  • Set up QLD Pelvic Floor Centre with a small group of specialists who also have the desire to see people with pelvic floor conditions get a better level of care.

Career Snapshot

Early Days

After graduating medical school at the University of Auckland, in 2001, I spent 2 years in Gisborne, New Zealand, for intern and resident years, including 6 months in general practice. Further time was spent in UK/Ireland as a senior house officer and at Middlemore Hospital in Auckland in plastic surgery.

General Training

My general surgical training was done at St. Vincent’s Hospital in Melbourne (2005-2011) but I spent one year at King’s College Hospital in London for intensive care and emergency medicine training. During this time, I received the Gordon Gordon-Taylor medal for the highest mark in Australasia for basic surgical sciences. My general surgical training was completed in Melbourne with FRACS attained in 2011. I was then accepted to post-fellowship training under the Colorectal Surgical Society of Australia and New Zealand and spent 2 years undergoing subspecialty training at Auckland City Hospital and Gold Coast Hospital. I also achieved membership of the CSSANZ and was awarded the Travelling Fellowship resulting in visits to St. Mark’s Hospital, Oxford and Basingstoke Hospitals in the UK in 2013.

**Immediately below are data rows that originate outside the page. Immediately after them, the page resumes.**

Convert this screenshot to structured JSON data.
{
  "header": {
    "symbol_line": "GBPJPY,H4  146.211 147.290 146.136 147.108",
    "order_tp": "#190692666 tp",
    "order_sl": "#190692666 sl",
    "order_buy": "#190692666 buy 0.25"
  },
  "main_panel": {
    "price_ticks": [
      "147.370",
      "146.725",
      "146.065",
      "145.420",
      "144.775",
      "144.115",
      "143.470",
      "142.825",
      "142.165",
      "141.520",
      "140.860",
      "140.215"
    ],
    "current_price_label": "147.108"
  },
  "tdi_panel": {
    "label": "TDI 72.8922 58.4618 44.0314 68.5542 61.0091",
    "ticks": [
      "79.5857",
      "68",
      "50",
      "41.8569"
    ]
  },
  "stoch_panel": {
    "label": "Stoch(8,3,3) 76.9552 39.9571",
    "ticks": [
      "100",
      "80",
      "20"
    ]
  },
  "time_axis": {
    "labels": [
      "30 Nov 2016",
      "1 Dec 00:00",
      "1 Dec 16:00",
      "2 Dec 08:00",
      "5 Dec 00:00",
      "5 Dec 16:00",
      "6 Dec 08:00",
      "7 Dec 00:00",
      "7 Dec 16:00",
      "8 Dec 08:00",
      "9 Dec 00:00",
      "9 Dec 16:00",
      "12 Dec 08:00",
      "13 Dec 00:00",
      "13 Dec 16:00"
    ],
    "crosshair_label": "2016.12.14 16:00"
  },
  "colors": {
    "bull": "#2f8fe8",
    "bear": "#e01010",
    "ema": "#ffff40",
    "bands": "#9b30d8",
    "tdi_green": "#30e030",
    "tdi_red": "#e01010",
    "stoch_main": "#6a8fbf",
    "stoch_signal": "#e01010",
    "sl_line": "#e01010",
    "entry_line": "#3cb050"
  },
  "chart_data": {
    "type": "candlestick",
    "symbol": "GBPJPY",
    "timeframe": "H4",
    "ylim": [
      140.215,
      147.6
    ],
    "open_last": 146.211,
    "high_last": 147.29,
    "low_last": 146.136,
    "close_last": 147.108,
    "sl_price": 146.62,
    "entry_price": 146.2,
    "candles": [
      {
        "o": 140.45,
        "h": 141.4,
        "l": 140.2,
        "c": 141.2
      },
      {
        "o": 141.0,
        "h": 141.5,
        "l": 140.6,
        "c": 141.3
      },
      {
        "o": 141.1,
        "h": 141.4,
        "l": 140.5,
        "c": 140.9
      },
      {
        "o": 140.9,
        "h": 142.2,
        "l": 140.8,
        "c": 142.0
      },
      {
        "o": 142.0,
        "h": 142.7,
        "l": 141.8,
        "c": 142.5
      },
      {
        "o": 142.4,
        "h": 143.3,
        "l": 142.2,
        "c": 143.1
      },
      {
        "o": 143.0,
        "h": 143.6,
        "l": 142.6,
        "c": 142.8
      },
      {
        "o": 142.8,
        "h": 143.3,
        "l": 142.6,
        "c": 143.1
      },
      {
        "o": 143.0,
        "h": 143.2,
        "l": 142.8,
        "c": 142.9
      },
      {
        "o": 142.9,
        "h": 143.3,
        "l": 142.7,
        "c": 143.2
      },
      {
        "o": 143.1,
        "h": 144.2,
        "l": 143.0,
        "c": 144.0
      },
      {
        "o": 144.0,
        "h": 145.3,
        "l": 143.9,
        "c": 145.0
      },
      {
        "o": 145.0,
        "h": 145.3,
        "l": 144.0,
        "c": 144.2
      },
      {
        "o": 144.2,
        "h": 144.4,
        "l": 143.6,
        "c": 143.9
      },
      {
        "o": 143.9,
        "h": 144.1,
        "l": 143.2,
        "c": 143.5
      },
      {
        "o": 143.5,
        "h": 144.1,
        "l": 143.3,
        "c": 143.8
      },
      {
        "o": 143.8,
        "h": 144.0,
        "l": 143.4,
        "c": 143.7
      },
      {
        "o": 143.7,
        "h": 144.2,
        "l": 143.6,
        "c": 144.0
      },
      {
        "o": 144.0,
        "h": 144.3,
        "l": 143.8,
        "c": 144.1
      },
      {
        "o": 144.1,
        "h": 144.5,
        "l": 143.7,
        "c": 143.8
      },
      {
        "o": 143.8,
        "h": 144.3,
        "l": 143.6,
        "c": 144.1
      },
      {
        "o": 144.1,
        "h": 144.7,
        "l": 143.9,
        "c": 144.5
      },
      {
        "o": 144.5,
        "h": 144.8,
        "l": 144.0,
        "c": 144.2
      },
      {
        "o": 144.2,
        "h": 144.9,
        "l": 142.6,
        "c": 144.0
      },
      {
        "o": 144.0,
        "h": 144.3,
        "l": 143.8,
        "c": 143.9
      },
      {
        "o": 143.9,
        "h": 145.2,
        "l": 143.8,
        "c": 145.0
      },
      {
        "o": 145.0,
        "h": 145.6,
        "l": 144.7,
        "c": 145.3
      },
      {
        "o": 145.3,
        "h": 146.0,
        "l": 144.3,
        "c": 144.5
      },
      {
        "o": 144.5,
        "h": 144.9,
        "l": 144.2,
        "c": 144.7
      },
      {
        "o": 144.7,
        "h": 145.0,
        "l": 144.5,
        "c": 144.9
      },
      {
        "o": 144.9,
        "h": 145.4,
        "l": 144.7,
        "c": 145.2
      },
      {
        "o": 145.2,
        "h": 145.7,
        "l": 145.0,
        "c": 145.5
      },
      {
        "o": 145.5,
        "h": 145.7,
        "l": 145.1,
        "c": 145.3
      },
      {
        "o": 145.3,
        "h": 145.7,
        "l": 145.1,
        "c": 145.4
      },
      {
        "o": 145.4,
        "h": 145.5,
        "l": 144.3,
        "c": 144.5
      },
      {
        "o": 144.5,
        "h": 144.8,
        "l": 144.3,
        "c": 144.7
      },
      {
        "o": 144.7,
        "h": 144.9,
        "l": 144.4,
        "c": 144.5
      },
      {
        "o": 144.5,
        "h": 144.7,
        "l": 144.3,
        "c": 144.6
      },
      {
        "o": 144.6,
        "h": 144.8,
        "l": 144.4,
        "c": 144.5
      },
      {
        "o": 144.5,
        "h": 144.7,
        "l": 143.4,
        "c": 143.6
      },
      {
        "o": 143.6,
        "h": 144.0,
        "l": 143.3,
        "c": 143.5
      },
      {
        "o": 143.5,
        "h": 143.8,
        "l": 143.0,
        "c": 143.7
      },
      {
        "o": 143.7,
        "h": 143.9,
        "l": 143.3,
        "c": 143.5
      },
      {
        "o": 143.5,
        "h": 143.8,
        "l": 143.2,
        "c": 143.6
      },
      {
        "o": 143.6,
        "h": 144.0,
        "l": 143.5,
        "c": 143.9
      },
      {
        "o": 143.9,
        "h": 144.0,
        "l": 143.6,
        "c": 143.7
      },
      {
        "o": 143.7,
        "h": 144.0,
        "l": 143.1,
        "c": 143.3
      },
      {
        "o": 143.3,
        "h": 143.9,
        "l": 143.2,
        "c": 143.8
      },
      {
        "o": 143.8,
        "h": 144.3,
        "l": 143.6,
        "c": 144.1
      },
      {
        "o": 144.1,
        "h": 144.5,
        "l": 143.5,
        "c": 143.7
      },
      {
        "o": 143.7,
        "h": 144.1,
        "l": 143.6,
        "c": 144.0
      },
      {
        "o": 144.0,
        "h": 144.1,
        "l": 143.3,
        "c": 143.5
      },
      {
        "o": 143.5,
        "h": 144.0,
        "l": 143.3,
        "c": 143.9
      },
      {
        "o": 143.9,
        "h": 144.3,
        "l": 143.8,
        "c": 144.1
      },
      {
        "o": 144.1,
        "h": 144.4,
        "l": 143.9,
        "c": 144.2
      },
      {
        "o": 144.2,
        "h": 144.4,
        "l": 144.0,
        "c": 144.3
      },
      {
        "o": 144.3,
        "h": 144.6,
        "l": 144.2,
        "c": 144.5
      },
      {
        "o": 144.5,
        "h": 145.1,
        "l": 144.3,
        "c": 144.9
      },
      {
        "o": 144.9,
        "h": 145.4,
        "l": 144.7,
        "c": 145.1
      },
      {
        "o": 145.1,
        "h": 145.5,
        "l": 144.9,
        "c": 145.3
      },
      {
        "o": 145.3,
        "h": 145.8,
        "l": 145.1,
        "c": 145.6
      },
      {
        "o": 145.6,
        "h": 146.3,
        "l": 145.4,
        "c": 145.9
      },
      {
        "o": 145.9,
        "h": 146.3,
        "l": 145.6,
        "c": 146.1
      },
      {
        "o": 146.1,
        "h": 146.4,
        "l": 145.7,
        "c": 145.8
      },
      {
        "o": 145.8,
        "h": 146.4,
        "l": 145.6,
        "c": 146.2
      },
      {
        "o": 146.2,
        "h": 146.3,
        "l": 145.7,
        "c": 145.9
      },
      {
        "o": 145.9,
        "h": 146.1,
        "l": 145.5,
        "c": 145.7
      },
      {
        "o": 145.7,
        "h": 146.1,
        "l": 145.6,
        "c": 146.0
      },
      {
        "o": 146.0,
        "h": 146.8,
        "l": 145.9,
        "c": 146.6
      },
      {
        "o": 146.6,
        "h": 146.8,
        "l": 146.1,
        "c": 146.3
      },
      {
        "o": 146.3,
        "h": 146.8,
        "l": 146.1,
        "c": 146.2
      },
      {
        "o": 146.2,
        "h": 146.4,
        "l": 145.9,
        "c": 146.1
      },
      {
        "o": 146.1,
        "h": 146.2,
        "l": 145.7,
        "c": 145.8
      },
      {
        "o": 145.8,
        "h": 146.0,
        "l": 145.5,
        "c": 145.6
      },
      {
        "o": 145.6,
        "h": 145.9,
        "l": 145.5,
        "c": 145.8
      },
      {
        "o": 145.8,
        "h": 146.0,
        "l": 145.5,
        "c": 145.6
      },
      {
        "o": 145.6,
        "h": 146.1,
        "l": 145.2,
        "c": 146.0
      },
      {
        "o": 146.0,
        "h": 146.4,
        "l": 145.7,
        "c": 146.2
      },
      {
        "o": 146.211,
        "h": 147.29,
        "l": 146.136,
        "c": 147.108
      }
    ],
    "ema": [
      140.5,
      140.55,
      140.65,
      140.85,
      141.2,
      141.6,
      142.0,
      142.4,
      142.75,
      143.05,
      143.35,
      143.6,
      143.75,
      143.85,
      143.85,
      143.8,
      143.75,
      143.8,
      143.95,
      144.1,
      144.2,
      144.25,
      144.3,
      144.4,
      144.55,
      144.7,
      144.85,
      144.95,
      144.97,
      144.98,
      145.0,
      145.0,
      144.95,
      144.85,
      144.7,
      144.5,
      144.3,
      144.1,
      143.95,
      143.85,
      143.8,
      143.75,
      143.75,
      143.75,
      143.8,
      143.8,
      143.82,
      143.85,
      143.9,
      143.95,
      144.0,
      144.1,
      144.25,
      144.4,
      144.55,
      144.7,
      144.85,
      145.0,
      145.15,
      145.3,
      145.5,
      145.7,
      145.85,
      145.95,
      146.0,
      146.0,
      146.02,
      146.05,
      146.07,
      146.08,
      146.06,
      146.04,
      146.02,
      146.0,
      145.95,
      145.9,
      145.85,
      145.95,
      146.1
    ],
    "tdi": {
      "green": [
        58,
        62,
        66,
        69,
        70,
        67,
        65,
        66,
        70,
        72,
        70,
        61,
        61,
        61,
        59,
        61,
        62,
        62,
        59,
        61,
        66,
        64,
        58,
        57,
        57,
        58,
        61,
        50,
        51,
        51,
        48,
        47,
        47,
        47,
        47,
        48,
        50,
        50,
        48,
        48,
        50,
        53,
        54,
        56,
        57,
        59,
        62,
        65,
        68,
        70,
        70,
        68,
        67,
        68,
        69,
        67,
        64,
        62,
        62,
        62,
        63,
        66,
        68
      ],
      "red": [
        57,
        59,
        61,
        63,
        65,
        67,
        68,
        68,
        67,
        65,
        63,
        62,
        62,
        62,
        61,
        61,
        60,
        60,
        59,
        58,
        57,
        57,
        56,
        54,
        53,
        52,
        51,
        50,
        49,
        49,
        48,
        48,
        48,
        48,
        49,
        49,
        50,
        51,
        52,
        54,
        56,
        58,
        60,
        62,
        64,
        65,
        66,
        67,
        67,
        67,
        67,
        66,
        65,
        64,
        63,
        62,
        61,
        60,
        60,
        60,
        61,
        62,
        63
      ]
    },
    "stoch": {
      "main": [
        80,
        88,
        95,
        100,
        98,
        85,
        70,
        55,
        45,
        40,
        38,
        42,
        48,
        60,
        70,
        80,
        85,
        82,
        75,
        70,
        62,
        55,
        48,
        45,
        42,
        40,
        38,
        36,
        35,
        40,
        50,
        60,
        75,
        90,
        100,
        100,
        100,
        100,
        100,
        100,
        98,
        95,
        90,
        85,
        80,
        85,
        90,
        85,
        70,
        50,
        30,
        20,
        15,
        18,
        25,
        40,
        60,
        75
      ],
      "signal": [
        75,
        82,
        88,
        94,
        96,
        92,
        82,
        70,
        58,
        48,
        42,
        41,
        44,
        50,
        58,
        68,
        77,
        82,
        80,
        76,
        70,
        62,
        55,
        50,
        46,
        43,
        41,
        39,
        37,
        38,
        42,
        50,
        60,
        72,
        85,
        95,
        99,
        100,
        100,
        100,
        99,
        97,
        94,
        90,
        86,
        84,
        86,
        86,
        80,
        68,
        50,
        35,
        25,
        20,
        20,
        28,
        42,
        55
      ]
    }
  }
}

Since completing training

I’ve held public appointments at Princess Alexandra Hospital, Queen Elizabeth II Hospital, Logan Hospital and Mater Public Hospital. I started private practice when I joined Brisbane Colorectal in 2014.

I’m accredited by the Gastroenterological Society of Australia to perform both upper GI endoscopy (gastroscopy) and colonoscopy and am a registered colonoscopist with the National Bowel Cancer Screening Programme for Queensland. As a result, I’m an accomplished laparoscopic surgeon, and I also offer robotic colorectal surgery using the latest Da Vinci Xi robot available at Mater Private Hospital.